The newspaper VEČER publishes nine critical argumentations of the selected poetry collections which are participating at Pranger. In July three public debates about reasons for the critical selection take place at different settings in Rogaška Slatina.
The very essence of Pranger Festival lies in direct confrontation of critics and poets, poetry translators and poets, poets among themselves, translators among themselves, and last but not least critics among themselves. The conversations focus on chosen poetry collections, poems, verse, poetry criteria, and on theoretical tit-bits for broader contexts. Critics sometimes contribute a literary-historian and poetological debate, and others are young and eager writers.
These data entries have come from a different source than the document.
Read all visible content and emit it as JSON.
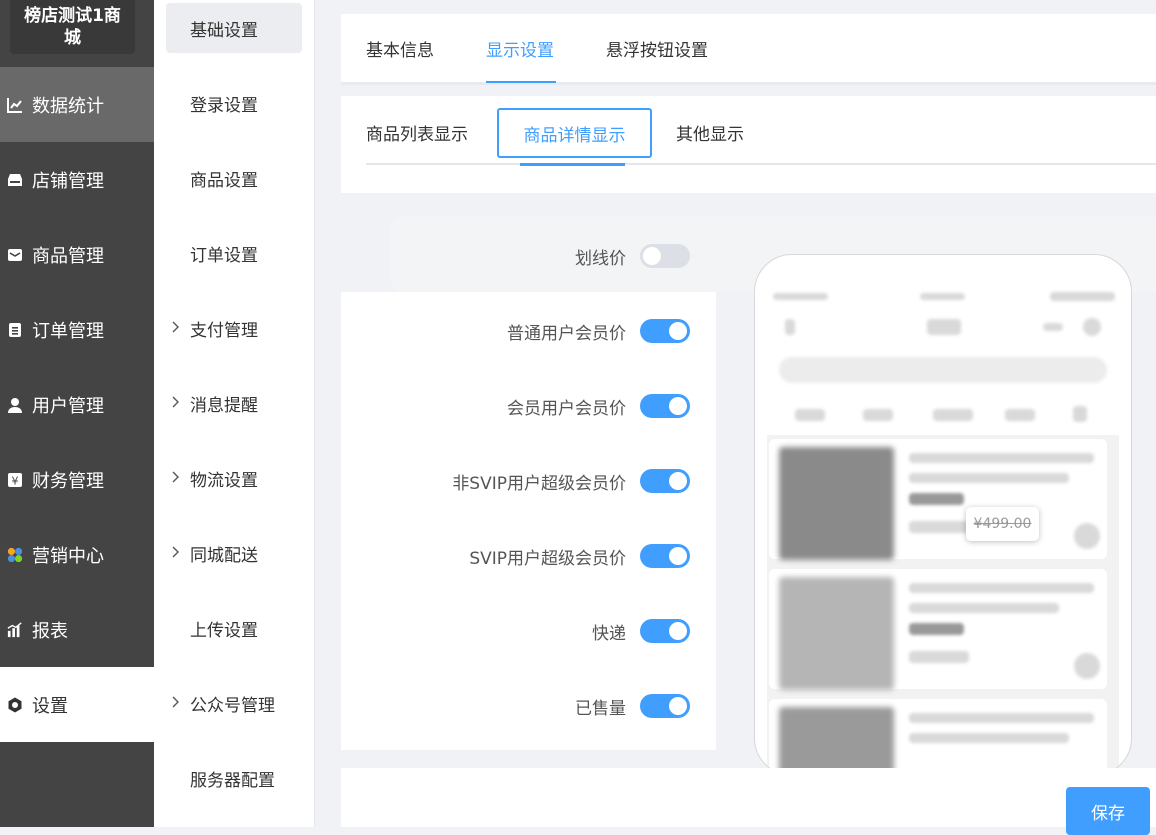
{
  "brand": {
    "line1": "榜店测试1商",
    "line2": "城"
  },
  "sidebar": {
    "items": [
      {
        "label": "数据统计",
        "icon": "line-chart-icon"
      },
      {
        "label": "店铺管理",
        "icon": "store-icon"
      },
      {
        "label": "商品管理",
        "icon": "mail-icon"
      },
      {
        "label": "订单管理",
        "icon": "clipboard-icon"
      },
      {
        "label": "用户管理",
        "icon": "user-icon"
      },
      {
        "label": "财务管理",
        "icon": "yen-icon"
      },
      {
        "label": "营销中心",
        "icon": "marketing-icon"
      },
      {
        "label": "报表",
        "icon": "bar-chart-icon"
      },
      {
        "label": "设置",
        "icon": "gear-icon"
      }
    ]
  },
  "subnav": {
    "items": [
      {
        "label": "基础设置"
      },
      {
        "label": "登录设置"
      },
      {
        "label": "商品设置"
      },
      {
        "label": "订单设置"
      },
      {
        "label": "支付管理"
      },
      {
        "label": "消息提醒"
      },
      {
        "label": "物流设置"
      },
      {
        "label": "同城配送"
      },
      {
        "label": "上传设置"
      },
      {
        "label": "公众号管理"
      },
      {
        "label": "服务器配置"
      }
    ]
  },
  "top_tabs": [
    "基本信息",
    "显示设置",
    "悬浮按钮设置"
  ],
  "sub_tabs": [
    "商品列表显示",
    "商品详情显示",
    "其他显示"
  ],
  "settings": [
    {
      "label": "划线价",
      "on": false
    },
    {
      "label": "普通用户会员价",
      "on": true
    },
    {
      "label": "会员用户会员价",
      "on": true
    },
    {
      "label": "非SVIP用户超级会员价",
      "on": true
    },
    {
      "label": "SVIP用户超级会员价",
      "on": true
    },
    {
      "label": "快递",
      "on": true
    },
    {
      "label": "已售量",
      "on": true
    }
  ],
  "preview": {
    "strike_price": "¥499.00"
  },
  "actions": {
    "save": "保存"
  },
  "colors": {
    "accent": "#409eff",
    "sidebar": "#444444"
  }
}
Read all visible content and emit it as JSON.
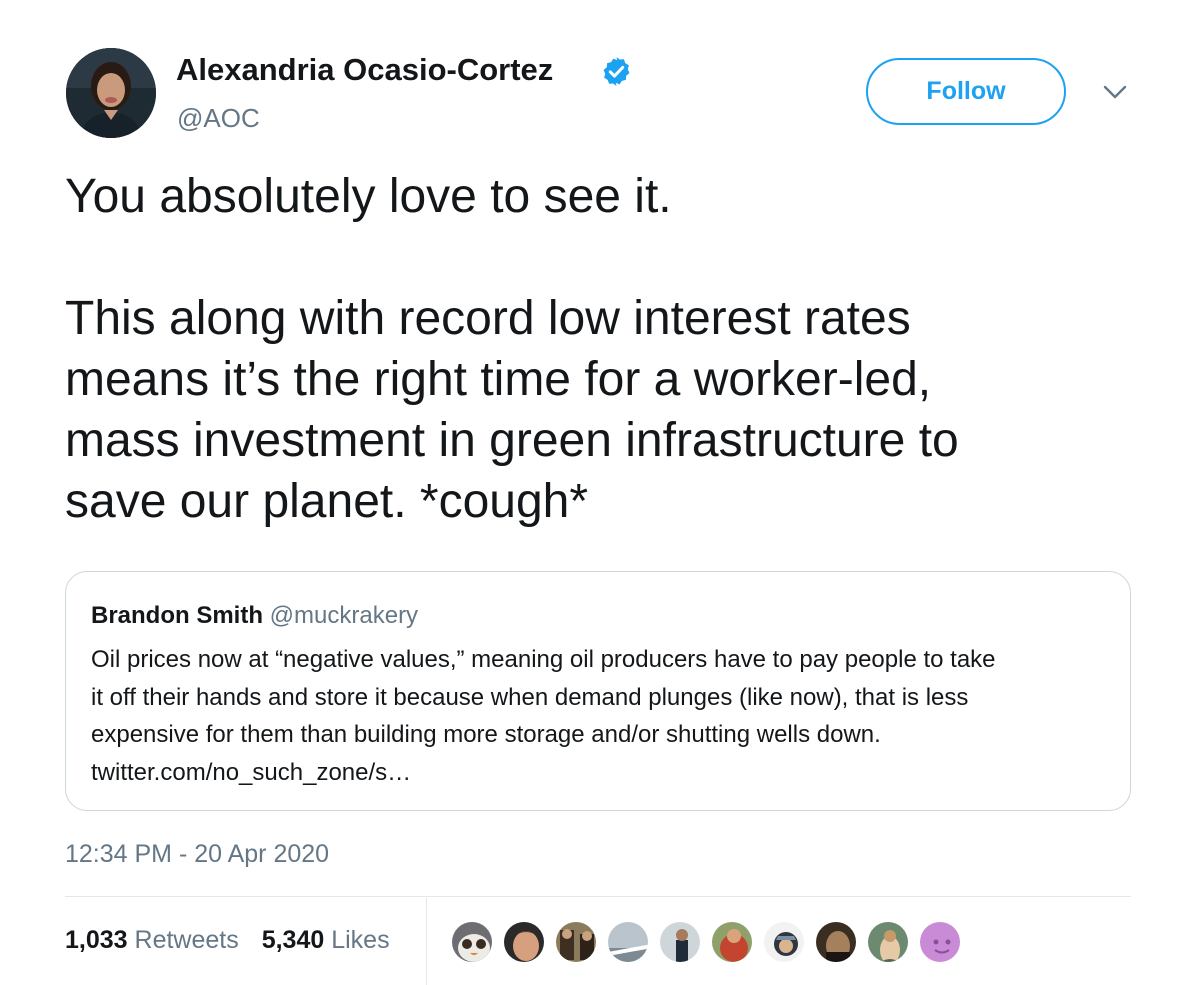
{
  "author": {
    "name": "Alexandria Ocasio-Cortez",
    "handle": "@AOC",
    "verified": true
  },
  "follow_label": "Follow",
  "tweet_text": {
    "line1": "You absolutely love to see it.",
    "para2": [
      "This along with record low interest rates",
      "means it’s the right time for a worker-led,",
      "mass investment in green infrastructure to",
      "save our planet. *cough*"
    ]
  },
  "quote": {
    "name": "Brandon Smith",
    "handle": "@muckrakery",
    "lines": [
      "Oil prices now at “negative values,” meaning oil producers have to pay people to take",
      "it off their hands and store it because when demand plunges (like now), that is less",
      "expensive for them than building more storage and/or shutting wells down.",
      "twitter.com/no_such_zone/s…"
    ]
  },
  "timestamp": "12:34 PM - 20 Apr 2020",
  "stats": {
    "retweets_count": "1,033",
    "retweets_label": "Retweets",
    "likes_count": "5,340",
    "likes_label": "Likes"
  },
  "colors": {
    "accent": "#1da1f2",
    "secondary_text": "#657786",
    "border": "#e1e8ed"
  },
  "icons": {
    "verified": "verified-badge-icon",
    "caret": "chevron-down-icon"
  }
}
In case a critic is himself/herself a poet and has a poetry collection published in the previous year priority is given to poetry, and the critic’s mandate is postponed to the following year. Critics receive a list of published poetry collections compiled by the National Library of Slovenia.